Oklahomans will soon be unable to appoint a designee to make health care decisions on their behalf in the form of a power of attorney. Nov. 1 marks the date House Bill 2548 goes into effect, legislation that establishes Oklahoma’s new Uniform Power of Attorney Act. The change repeals the Uniform Durable Power of Attorney (DPOA) Act previously used to designate a representative to make healthcare decisions on another person’s behalf.
Although HB 2548 contains provisions for an agent to make payment of medical expenses and act as a personal representative under HIPAA for payment decisions, there are no mechanisms for the agent to make healthcare decisions for the individual. In fact, the new sample power of attorney form explicitly states that the power of attorney does not authorize the agent to make healthcare decisions.
The repeal of the DPOA Act leaves limited options for individuals to identify who can make healthcare decisions on their behalf when incapacitated and no longer able to do so. For example, the DPOA Act gave an individual the power to authorize an agent to make general healthcare decisions and serve as the individual’s legal representative under the Oklahoma Do-Not-Resuscitate Act (DNR Act). A legal representative under the DNR Act may sign a do-not-resuscitate consent form on behalf of the individual, and healthcare providers have consistently relied upon these duly appointed agents to change a patient’s code status to “do-not-resuscitate,” ceasing certain lifesaving medical interventions.

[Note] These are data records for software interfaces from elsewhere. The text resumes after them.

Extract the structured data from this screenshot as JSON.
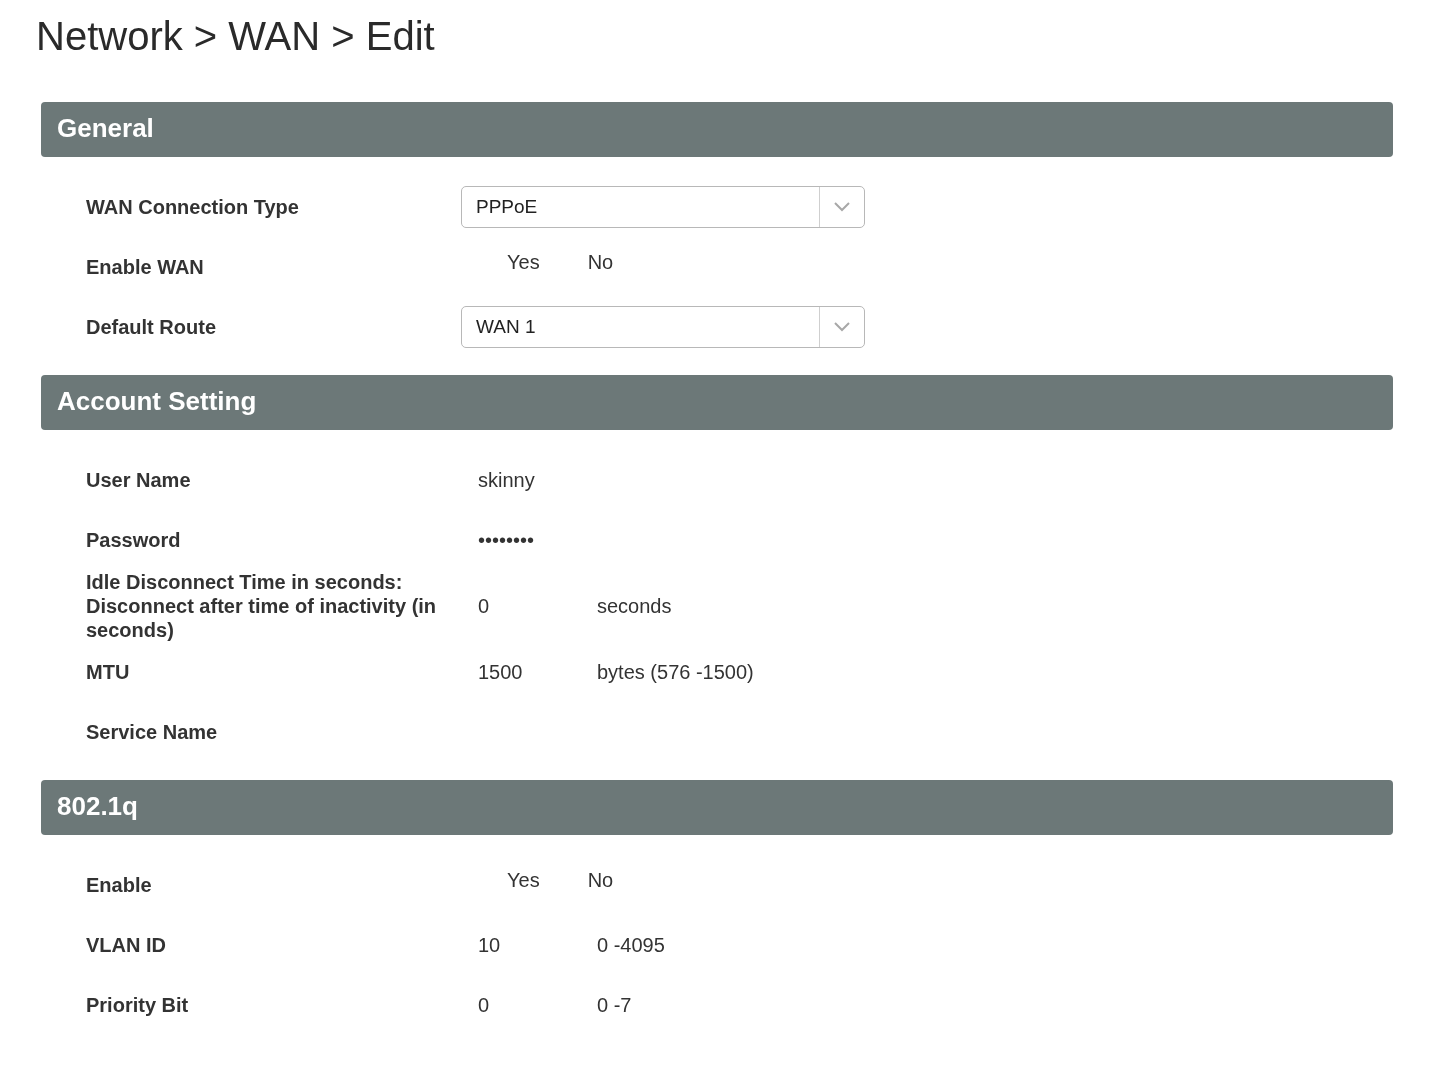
{
  "title": "Network > WAN > Edit",
  "sections": [
    {
      "heading": "General",
      "rows": [
        {
          "label": "WAN Connection Type",
          "kind": "select",
          "value": "PPPoE"
        },
        {
          "label": "Enable WAN",
          "kind": "options",
          "options": [
            "Yes",
            "No"
          ]
        },
        {
          "label": "Default Route",
          "kind": "select",
          "value": "WAN 1"
        }
      ]
    },
    {
      "heading": "Account Setting",
      "rows": [
        {
          "label": "User Name",
          "kind": "text",
          "value": "skinny"
        },
        {
          "label": "Password",
          "kind": "text",
          "value": "••••••••"
        },
        {
          "label": "Idle Disconnect Time in seconds: Disconnect after time of inactivity (in seconds)",
          "kind": "text",
          "value": "0",
          "unit": "seconds"
        },
        {
          "label": "MTU",
          "kind": "text",
          "value": "1500",
          "unit": "bytes (576 -1500)"
        },
        {
          "label": "Service Name",
          "kind": "text"
        }
      ]
    },
    {
      "heading": "802.1q",
      "rows": [
        {
          "label": "Enable",
          "kind": "options",
          "options": [
            "Yes",
            "No"
          ]
        },
        {
          "label": "VLAN ID",
          "kind": "text",
          "value": "10",
          "unit": "0 -4095"
        },
        {
          "label": "Priority Bit",
          "kind": "text",
          "value": "0",
          "unit": "0 -7"
        }
      ]
    }
  ]
}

The DPOA Act also filled a gap in situations where a patient was still able to make healthcare decisions but wanted to authorize another to make those decisions for them, as the DPOA could become effective upon signing. In addition, a DPOA was relied upon in situations where a patient had executed an advance directive but did not meet the qualifications for its activation under the Oklahoma Advance Directive Act.
An advance directive gives an individual the right to express their written wishes for life-sustaining treatment in advance of incapacity and identify a healthcare proxy to make general healthcare decisions. However, the advance directive can only become activated if two physicians determine that the patient is unable to make healthcare decisions. If an individual has not executed an advance directive, the Oklahoma surrogate decision maker law provides an option to rely upon family to make general healthcare decisions for a patient, but does not confer any authority upon the surrogate to be a legal representative under the DNR Act.
Any durable power of attorney for healthcare executed after Nov. 1 will no longer be considered valid. However, anything signed before Nov. 1 can still be relied upon as long as it met the requirements of the DPOA Act when executed.
In anticipation of these changes, healthcare providers should put processes in place to ensure the appropriate review of advance planning documents provided by patients, especially those executed after Nov. 1.
* This article first appeared in The Journal Record on October 29, 2021, and is reproduced with permission from the publisher.